Since I was thinking about Ed Wasserman yesterday, I decided to drop in on his old stomping ground, the Monday 8 PM Chicago Blues Harmonica - Level 4 class. The class is held in a windowless basement room in the Old Town School of Folk Music on North Lincoln Avenue in Chicago. It is classic basement construction - concrete floor, cinder block walls. It isn't a glorious space, but Joe Filisko has converted it into a shrine to blues harmonica music and harmonica music in general. The walls are covered with images of blues harp players - album cover art, portraits of Little Walter, Big Walter, Sonny Boy Williamson I, Sonny Boy Williamson II, George "Harmonica" Smith, Papa Lightfoot, Billy Boy Arnold, Junior Wells - well, you get the idea. Joe Filisko is the leader of the class. He is also a big fish in the international harmonica world (a somewhat small pond, I suppose). All of us harmonica nerds are deeply devoted to Joe - he is the Master, the Grand Poobah of the Harp Cult.
Ed Wasserman always sat in the same seat for the years he spent in the blues harp classroom - third from the corner on the east side. Now that he has passed on, we try to leave that seat empty. He loved all types of music, especially the blues. Ed was dedicated and faithful. But dedication and faithfulness do not alway lead to brilliance. In truth, Ed's musical talent was modest. His harmonica skills didn't seem to improve much. His singing voice was thin and reedy. But he had a way of radiating quiet happiness - he was visibly delighted to be hanging out in the class, playing harmonica to the best of his ability. The guy never had a bad day in our class. His courage was inspiring; performance anxiety was not a problem for Ed. If he made mistakes in his performances, or just stunk up the joint, he didn't sulk or mope. He was never embarrassed. He just put it out there and smiled. And once in a while, he would uncork an amazing performance that floored us all.
One Monday night, Ed stood up and sang the following blues song:
I don't want no
No skinny woman
I want a woman
That's got a lotta........

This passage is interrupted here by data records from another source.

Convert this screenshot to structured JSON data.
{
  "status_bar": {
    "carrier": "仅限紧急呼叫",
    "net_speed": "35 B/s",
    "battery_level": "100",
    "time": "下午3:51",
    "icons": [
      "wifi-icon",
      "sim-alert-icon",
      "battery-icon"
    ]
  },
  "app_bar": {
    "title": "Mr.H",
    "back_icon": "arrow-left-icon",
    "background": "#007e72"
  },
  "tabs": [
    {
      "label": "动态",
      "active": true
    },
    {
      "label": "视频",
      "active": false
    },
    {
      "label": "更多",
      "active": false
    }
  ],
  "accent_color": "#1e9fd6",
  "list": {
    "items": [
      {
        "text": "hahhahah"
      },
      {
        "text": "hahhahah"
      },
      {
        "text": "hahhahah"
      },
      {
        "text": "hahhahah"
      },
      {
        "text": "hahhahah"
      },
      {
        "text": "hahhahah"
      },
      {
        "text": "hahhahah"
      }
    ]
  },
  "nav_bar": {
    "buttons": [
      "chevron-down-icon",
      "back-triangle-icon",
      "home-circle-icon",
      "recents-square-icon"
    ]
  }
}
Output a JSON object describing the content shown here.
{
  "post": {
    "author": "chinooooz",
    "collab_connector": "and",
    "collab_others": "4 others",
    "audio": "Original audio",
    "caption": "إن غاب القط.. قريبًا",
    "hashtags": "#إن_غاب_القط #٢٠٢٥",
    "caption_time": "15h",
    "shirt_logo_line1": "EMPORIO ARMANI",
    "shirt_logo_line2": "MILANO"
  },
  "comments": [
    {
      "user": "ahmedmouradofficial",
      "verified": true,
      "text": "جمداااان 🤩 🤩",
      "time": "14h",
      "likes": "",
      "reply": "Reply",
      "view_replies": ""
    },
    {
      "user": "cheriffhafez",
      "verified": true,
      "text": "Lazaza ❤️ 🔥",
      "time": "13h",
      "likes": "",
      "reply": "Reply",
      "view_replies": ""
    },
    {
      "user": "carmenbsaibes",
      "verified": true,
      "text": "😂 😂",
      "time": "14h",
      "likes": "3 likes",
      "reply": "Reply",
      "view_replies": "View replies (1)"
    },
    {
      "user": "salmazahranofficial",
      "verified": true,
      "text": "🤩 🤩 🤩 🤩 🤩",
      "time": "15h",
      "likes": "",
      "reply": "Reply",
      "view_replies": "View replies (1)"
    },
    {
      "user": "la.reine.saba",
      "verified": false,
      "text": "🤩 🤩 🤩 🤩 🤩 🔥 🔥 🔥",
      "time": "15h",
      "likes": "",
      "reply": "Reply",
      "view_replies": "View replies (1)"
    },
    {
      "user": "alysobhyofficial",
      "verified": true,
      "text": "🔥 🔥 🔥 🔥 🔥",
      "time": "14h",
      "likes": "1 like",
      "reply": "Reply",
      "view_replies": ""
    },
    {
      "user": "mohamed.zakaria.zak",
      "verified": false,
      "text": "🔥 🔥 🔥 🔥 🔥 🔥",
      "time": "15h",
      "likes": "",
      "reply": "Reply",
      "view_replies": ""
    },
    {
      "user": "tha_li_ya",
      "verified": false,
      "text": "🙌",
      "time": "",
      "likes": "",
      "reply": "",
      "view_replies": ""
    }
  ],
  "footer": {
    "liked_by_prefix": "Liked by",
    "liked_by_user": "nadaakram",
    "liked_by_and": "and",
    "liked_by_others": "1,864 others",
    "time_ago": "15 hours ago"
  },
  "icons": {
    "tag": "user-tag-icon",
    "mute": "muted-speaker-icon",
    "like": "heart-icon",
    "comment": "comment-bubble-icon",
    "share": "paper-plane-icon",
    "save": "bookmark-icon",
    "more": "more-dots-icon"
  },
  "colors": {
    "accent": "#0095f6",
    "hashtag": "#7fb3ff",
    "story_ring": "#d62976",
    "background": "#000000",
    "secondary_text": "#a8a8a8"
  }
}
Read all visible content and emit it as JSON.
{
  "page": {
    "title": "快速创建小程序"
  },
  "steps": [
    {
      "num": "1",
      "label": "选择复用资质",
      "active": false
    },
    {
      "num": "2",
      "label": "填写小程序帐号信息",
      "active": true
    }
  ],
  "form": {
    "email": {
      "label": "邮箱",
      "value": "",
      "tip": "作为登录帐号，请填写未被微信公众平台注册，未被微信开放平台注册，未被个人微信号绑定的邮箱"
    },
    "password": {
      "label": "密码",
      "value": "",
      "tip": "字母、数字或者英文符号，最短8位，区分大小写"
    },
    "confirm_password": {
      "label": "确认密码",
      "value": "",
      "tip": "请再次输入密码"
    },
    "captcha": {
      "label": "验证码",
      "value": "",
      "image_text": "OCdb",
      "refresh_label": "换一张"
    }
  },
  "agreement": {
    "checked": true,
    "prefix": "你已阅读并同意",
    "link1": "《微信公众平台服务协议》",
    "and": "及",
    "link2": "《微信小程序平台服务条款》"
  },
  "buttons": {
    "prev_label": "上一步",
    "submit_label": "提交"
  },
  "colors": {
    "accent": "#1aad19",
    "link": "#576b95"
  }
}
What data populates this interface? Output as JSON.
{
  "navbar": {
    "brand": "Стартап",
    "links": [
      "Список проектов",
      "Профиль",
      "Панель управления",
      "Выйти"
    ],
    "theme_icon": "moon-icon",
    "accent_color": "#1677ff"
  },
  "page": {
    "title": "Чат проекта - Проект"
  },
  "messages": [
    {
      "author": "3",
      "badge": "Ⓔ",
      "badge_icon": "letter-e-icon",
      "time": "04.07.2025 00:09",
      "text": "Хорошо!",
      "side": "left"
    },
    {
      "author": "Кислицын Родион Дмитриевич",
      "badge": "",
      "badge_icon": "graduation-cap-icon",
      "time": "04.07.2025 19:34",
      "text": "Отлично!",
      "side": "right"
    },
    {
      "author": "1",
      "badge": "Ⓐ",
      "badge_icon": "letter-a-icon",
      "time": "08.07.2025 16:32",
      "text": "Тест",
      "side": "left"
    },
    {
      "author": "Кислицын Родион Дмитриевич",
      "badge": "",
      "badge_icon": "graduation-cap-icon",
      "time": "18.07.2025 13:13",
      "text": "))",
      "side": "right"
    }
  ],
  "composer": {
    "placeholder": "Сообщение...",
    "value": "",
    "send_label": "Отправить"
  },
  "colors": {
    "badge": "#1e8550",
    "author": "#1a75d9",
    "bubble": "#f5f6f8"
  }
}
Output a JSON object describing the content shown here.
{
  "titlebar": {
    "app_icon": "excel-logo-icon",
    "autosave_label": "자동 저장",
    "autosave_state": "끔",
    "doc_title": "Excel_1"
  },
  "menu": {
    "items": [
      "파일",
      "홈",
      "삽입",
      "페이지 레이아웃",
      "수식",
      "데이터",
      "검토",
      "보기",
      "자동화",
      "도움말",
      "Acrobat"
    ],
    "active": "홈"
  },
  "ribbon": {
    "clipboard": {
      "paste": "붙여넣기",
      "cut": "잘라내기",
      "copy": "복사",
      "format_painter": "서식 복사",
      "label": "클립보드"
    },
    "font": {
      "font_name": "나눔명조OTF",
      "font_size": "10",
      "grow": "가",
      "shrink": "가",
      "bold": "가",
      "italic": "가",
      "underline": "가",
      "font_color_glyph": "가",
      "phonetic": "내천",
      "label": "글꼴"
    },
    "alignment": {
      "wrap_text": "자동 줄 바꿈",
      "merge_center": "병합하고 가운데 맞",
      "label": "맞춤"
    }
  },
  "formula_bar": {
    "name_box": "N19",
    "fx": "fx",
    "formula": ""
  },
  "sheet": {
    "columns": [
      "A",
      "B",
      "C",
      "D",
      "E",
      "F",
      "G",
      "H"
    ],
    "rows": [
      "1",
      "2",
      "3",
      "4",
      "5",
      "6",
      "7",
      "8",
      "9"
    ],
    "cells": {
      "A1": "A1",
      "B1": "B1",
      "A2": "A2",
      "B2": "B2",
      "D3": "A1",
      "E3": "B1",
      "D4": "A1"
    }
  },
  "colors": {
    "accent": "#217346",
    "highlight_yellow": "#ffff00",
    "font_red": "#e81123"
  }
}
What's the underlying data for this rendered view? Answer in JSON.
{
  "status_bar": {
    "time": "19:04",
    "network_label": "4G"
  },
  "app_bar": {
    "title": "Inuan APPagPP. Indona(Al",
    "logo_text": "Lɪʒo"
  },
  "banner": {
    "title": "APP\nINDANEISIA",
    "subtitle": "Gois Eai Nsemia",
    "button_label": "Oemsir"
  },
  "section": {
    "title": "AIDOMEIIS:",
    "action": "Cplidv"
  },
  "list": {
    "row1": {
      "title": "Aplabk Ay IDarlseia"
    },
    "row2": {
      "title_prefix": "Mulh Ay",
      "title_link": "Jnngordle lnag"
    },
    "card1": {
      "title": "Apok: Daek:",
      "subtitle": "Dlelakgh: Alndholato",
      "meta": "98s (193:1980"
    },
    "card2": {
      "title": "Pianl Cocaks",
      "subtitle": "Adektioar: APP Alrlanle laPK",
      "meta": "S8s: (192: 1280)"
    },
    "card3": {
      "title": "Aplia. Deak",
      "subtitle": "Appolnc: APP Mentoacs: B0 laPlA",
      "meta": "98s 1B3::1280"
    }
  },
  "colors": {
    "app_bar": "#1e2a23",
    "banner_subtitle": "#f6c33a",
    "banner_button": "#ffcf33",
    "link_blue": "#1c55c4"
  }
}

I don't want no skinny woman; I wanna woman that's
gotta lot of meat.
We can roll all night long and this woman
wouldn't have to stop to eat.
(by John Lee Williamson circa 1943)
The whole class fell out. It would have made a rock laugh to see this tiny 75 year old guy singing about his lust for a meaty woman. And Ed just smiled and sat down calmly after he was done. It was just another happy day in class for ol' Ed.
Mr. G - 12/14/04